In this regard, Sadbhav Infrastructure Project limited – a leading Indian road BOT company specialising in development, operation and maintenance of highways, roads and related projects – recently made a public issue of shares priced at Rs 100 to Rs 103 per share for an amount aggregating up to Rs 4,250 million, as part of its initiative to spread further into the country. The issue opened on August 31, 2015 and closed on September 2, 2015.
Nitin Patel, Director, SIPL, this amount is being raised for growth capital as part of its key investment rationale <g data-gr-id="176">including:</g> a focused strategy on roads and highways as a BOT operator; high growth in industry to drive investments. “Our business is linked to the GDP of high growth states and FY18 will <g data-gr-id="174">see of</g> all our projects becoming operational. We are involved in development, operation and maintenance of national and state highways and roads in several states including Maharashtra, Gujarat, Rajasthan, Karnataka, Haryana, Madhya Pradesh and Telangana, and border <g data-gr-id="196">checkposts</g> in Maharashtra. We have a project portfolio of 10 BOT projects of which six are fully operational, one partly operational and three in various stages of development. Our operational projects cover 1,531.16 lane <g data-gr-id="197">kms</g> and <g data-gr-id="198">proj3ects</g> under development cover 1,061.48 lane <g data-gr-id="199">kms</g>.
“Before bidding for any project, we study the location, traffic mix, and also hire consultants to assess the traffic mix including past history of that corridor traffic movement, geographical condition (whether monsoons delay construction and increase costs). Traffic mix is most important (due to ban on mining etc) and the corridor should have long distance traffic – like Ahmedabad and other cities which depend on traffic movement as commercial traffic is high and brings in revenue.
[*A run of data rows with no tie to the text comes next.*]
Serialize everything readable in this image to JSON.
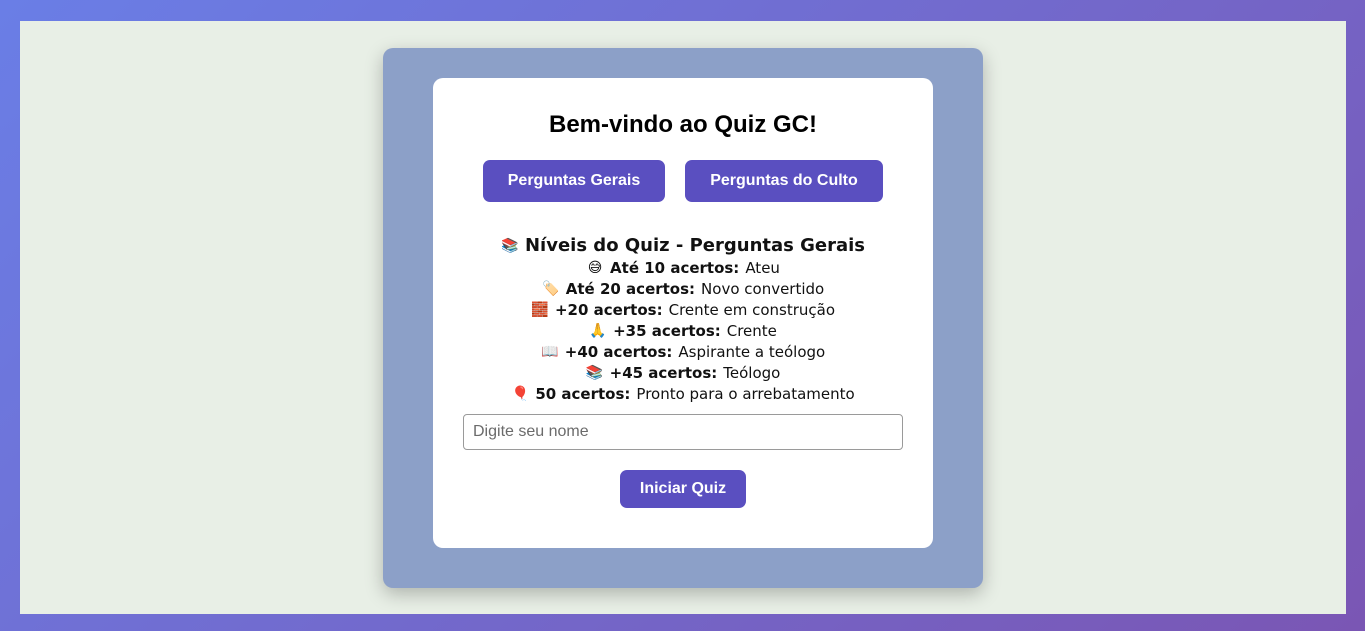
{
  "page": {
    "title": "Bem-vindo ao Quiz GC!",
    "buttons": {
      "gerais": "Perguntas Gerais",
      "culto": "Perguntas do Culto",
      "start": "Iniciar Quiz"
    },
    "input": {
      "placeholder": "Digite seu nome",
      "value": ""
    }
  },
  "levels": {
    "heading_emoji": "📚",
    "heading": "Níveis do Quiz - Perguntas Gerais",
    "items": [
      {
        "emoji": "😅",
        "label": "Até 10 acertos:",
        "desc": "Ateu"
      },
      {
        "emoji": "🏷️",
        "label": "Até 20 acertos:",
        "desc": "Novo convertido"
      },
      {
        "emoji": "🧱",
        "label": "+20 acertos:",
        "desc": "Crente em construção"
      },
      {
        "emoji": "🙏",
        "label": "+35 acertos:",
        "desc": "Crente"
      },
      {
        "emoji": "📖",
        "label": "+40 acertos:",
        "desc": "Aspirante a teólogo"
      },
      {
        "emoji": "📚",
        "label": "+45 acertos:",
        "desc": "Teólogo"
      },
      {
        "emoji": "🎈",
        "label": "50 acertos:",
        "desc": "Pronto para o arrebatamento"
      }
    ]
  },
  "colors": {
    "accent": "#5a4fc0",
    "outer_card": "#8ca0c8",
    "page_background": "#e8efe6"
  }
}
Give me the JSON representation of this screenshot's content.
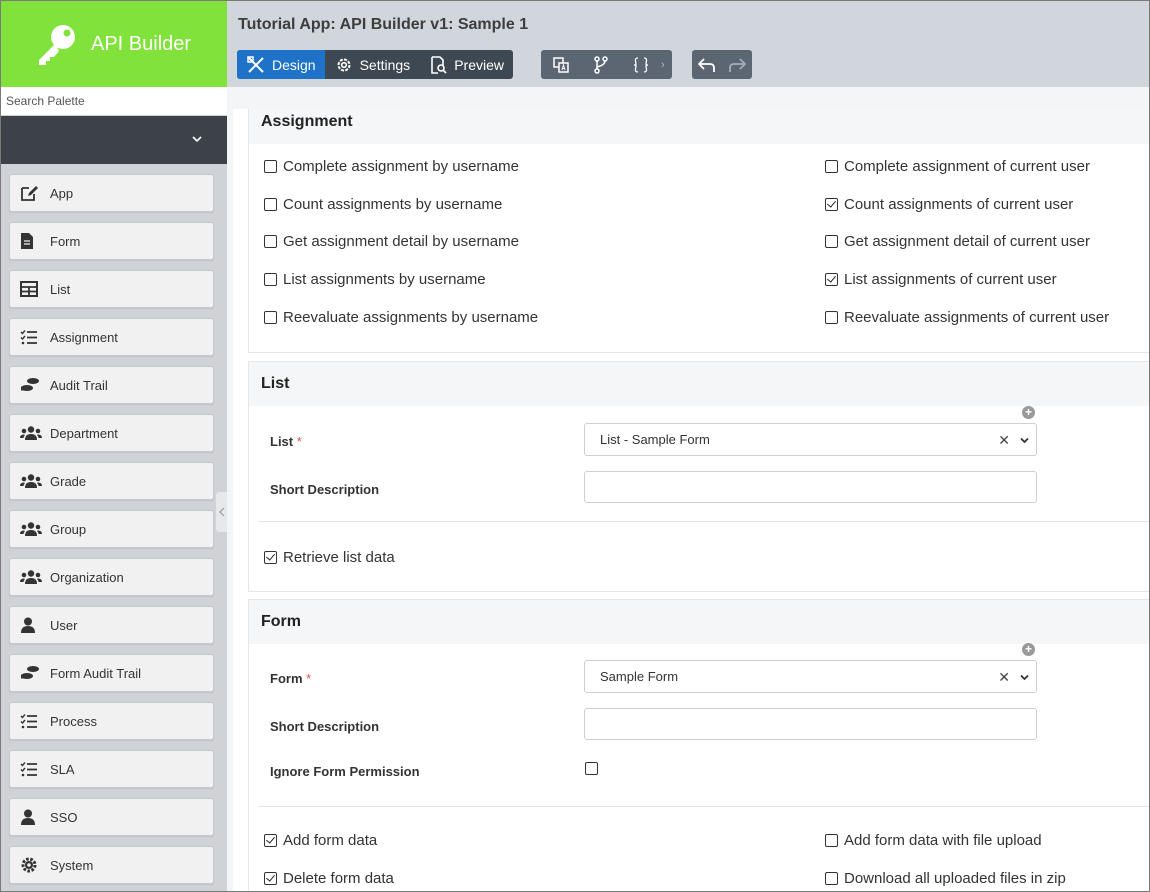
{
  "brand": {
    "title": "API Builder"
  },
  "search": {
    "placeholder": "Search Palette"
  },
  "palette": [
    {
      "label": "App",
      "icon": "edit-icon"
    },
    {
      "label": "Form",
      "icon": "file-icon"
    },
    {
      "label": "List",
      "icon": "table-icon"
    },
    {
      "label": "Assignment",
      "icon": "tasks-icon"
    },
    {
      "label": "Audit Trail",
      "icon": "footsteps-icon"
    },
    {
      "label": "Department",
      "icon": "users-icon"
    },
    {
      "label": "Grade",
      "icon": "users-icon"
    },
    {
      "label": "Group",
      "icon": "users-icon"
    },
    {
      "label": "Organization",
      "icon": "users-icon"
    },
    {
      "label": "User",
      "icon": "user-icon"
    },
    {
      "label": "Form Audit Trail",
      "icon": "footsteps-icon"
    },
    {
      "label": "Process",
      "icon": "tasks-icon"
    },
    {
      "label": "SLA",
      "icon": "tasks-icon"
    },
    {
      "label": "SSO",
      "icon": "user-icon"
    },
    {
      "label": "System",
      "icon": "gear-icon"
    }
  ],
  "header": {
    "title": "Tutorial App: API Builder v1: Sample 1",
    "tabs": {
      "design": "Design",
      "settings": "Settings",
      "preview": "Preview"
    }
  },
  "assignment": {
    "title": "Assignment",
    "left": [
      {
        "label": "Complete assignment by username",
        "checked": false
      },
      {
        "label": "Count assignments by username",
        "checked": false
      },
      {
        "label": "Get assignment detail by username",
        "checked": false
      },
      {
        "label": "List assignments by username",
        "checked": false
      },
      {
        "label": "Reevaluate assignments by username",
        "checked": false
      }
    ],
    "right": [
      {
        "label": "Complete assignment of current user",
        "checked": false
      },
      {
        "label": "Count assignments of current user",
        "checked": true
      },
      {
        "label": "Get assignment detail of current user",
        "checked": false
      },
      {
        "label": "List assignments of current user",
        "checked": true
      },
      {
        "label": "Reevaluate assignments of current user",
        "checked": false
      }
    ]
  },
  "list": {
    "title": "List",
    "list_label": "List",
    "required_mark": "*",
    "list_value": "List - Sample Form",
    "short_desc_label": "Short Description",
    "short_desc_value": "",
    "retrieve_label": "Retrieve list data",
    "retrieve_checked": true
  },
  "form": {
    "title": "Form",
    "form_label": "Form",
    "required_mark": "*",
    "form_value": "Sample Form",
    "short_desc_label": "Short Description",
    "short_desc_value": "",
    "ignore_label": "Ignore Form Permission",
    "ignore_checked": false,
    "left": [
      {
        "label": "Add form data",
        "checked": true
      },
      {
        "label": "Delete form data",
        "checked": true
      }
    ],
    "right": [
      {
        "label": "Add form data with file upload",
        "checked": false
      },
      {
        "label": "Download all uploaded files in zip",
        "checked": false
      }
    ]
  },
  "colors": {
    "brand_green": "#80e23b",
    "active_tab": "#1e73c9",
    "toolbar_dark": "#3e4852",
    "sidebar_dark": "#3c4247"
  }
}
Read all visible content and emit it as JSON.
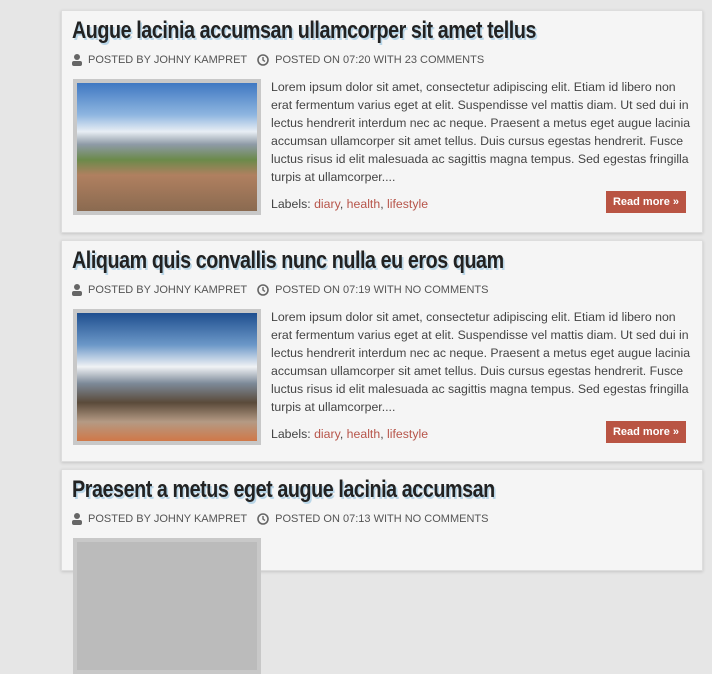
{
  "posts": [
    {
      "title": "Augue lacinia accumsan ullamcorper sit amet tellus",
      "author": "POSTED BY JOHNY KAMPRET",
      "posted": "POSTED ON 07:20 WITH 23 COMMENTS",
      "body": "Lorem ipsum dolor sit amet, consectetur adipiscing elit. Etiam id libero non erat fermentum varius eget at elit. Suspendisse vel mattis diam. Ut sed dui in lectus hendrerit interdum nec ac neque. Praesent a metus eget augue lacinia accumsan ullamcorper sit amet tellus. Duis cursus egestas hendrerit. Fusce luctus risus id elit malesuada ac sagittis magna tempus. Sed egestas fringilla turpis at ullamcorper....",
      "labels_prefix": "Labels:",
      "labels": [
        "diary",
        "health",
        "lifestyle"
      ],
      "read_more": "Read more »"
    },
    {
      "title": "Aliquam quis convallis nunc nulla eu eros quam",
      "author": "POSTED BY JOHNY KAMPRET",
      "posted": "POSTED ON 07:19 WITH NO COMMENTS",
      "body": "Lorem ipsum dolor sit amet, consectetur adipiscing elit. Etiam id libero non erat fermentum varius eget at elit. Suspendisse vel mattis diam. Ut sed dui in lectus hendrerit interdum nec ac neque. Praesent a metus eget augue lacinia accumsan ullamcorper sit amet tellus. Duis cursus egestas hendrerit. Fusce luctus risus id elit malesuada ac sagittis magna tempus. Sed egestas fringilla turpis at ullamcorper....",
      "labels_prefix": "Labels:",
      "labels": [
        "diary",
        "health",
        "lifestyle"
      ],
      "read_more": "Read more »"
    },
    {
      "title": "Praesent a metus eget augue lacinia accumsan",
      "author": "POSTED BY JOHNY KAMPRET",
      "posted": "POSTED ON 07:13 WITH NO COMMENTS"
    }
  ]
}
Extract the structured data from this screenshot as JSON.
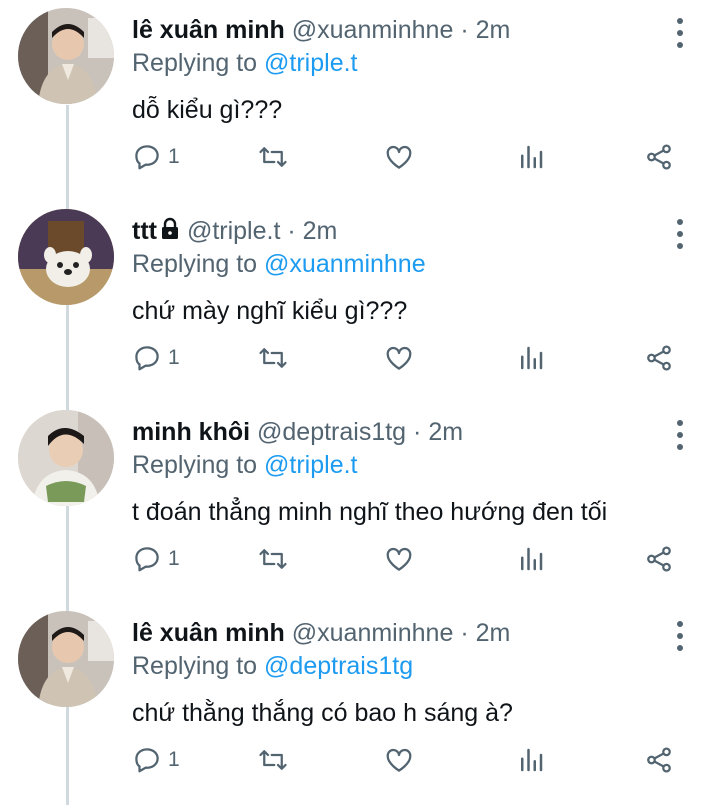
{
  "tweets": [
    {
      "name": "lê xuân minh",
      "handle": "@xuanminhne",
      "dot": "·",
      "time": "2m",
      "replying_prefix": "Replying to ",
      "replying_to": "@triple.t",
      "text": "dỗ kiểu gì???",
      "reply_count": "1",
      "avatar": "person-photo"
    },
    {
      "name": "ttt",
      "handle": "@triple.t",
      "dot": "·",
      "time": "2m",
      "replying_prefix": "Replying to ",
      "replying_to": "@xuanminhne",
      "text": "chứ mày nghĩ kiểu gì???",
      "reply_count": "1",
      "avatar": "dog-plush",
      "locked": true
    },
    {
      "name": "minh khôi",
      "handle": "@deptrais1tg",
      "dot": "·",
      "time": "2m",
      "replying_prefix": "Replying to ",
      "replying_to": "@triple.t",
      "text": "t đoán thẳng minh nghĩ theo hướng đen tối",
      "reply_count": "1",
      "avatar": "person-photo"
    },
    {
      "name": "lê xuân minh",
      "handle": "@xuanminhne",
      "dot": "·",
      "time": "2m",
      "replying_prefix": "Replying to ",
      "replying_to": "@deptrais1tg",
      "text": "chứ thằng thắng có bao h sáng à?",
      "reply_count": "1",
      "avatar": "person-photo"
    }
  ],
  "icons": {
    "reply": "reply-icon",
    "retweet": "retweet-icon",
    "like": "heart-icon",
    "analytics": "analytics-icon",
    "share": "share-icon",
    "more": "more-vertical-icon",
    "lock": "lock-icon"
  },
  "colors": {
    "mention": "#1d9bf0",
    "secondary_text": "#536471",
    "icon": "#536471",
    "thread_line": "#cfd9de"
  }
}
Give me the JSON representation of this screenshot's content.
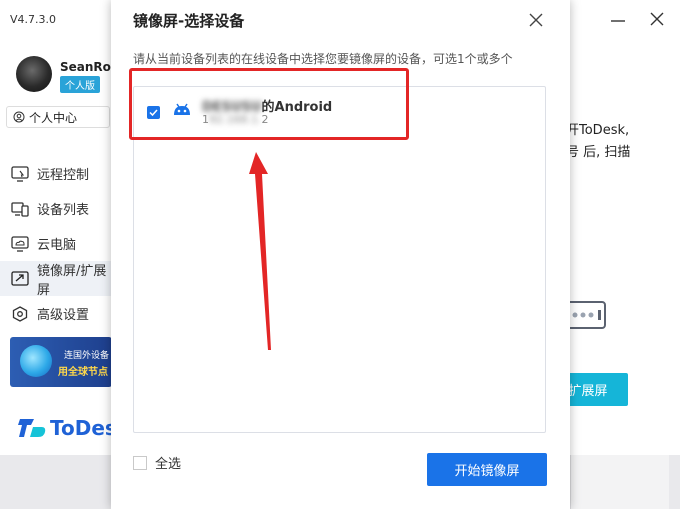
{
  "app": {
    "version": "V4.7.3.0",
    "user": {
      "name": "SeanRov",
      "badge": "个人版"
    },
    "personal_center": "个人中心",
    "nav": [
      {
        "label": "远程控制",
        "icon": "remote-control-icon"
      },
      {
        "label": "设备列表",
        "icon": "device-list-icon"
      },
      {
        "label": "云电脑",
        "icon": "cloud-pc-icon"
      },
      {
        "label": "镜像屏/扩展屏",
        "icon": "mirror-screen-icon",
        "active": true
      },
      {
        "label": "高级设置",
        "icon": "settings-icon"
      }
    ],
    "promo": {
      "line1": "连国外设备",
      "line2": "用全球节点"
    },
    "logo": "ToDesk",
    "background": {
      "line1": "开ToDesk,",
      "line2": "号 后, 扫描",
      "extend_button": "扩展屏"
    }
  },
  "dialog": {
    "title": "镜像屏-选择设备",
    "description": "请从当前设备列表的在线设备中选择您要镜像屏的设备，可选1个或多个",
    "devices": [
      {
        "name_blurred": "DESUSU",
        "name_suffix": "的Android",
        "ip_prefix": "1",
        "ip_blurred": "92.168.1.",
        "ip_suffix": "2",
        "checked": true
      }
    ],
    "select_all": "全选",
    "start_button": "开始镜像屏"
  },
  "colors": {
    "primary": "#1a73e8",
    "accent": "#15b5d8",
    "annotation": "#e32626"
  }
}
We are presently bidding for eight to nine upcoming projects. The government has started giving bids aggressively for developing its infrastructure as speedily as possible and there were about Rs 30,000 crores of bids in the past five to six months. Around 22 checkposts are coming up on the Maharashtra border, besides the Ahmedabad Ring Road having 22 projects and all this benefits us.”
To a question about the Maharashtra Government promising to become a Toll-Free State, Patel said this is the state government’s decision. “We do not collect revenue from cars, only 100 per cent collection come from commercial vehicles. The Maharashtra government wants toll-free access for cars and government buses and that developer will be compensated by the government through repayment of this facility. The border checkposts are a different type of a model.”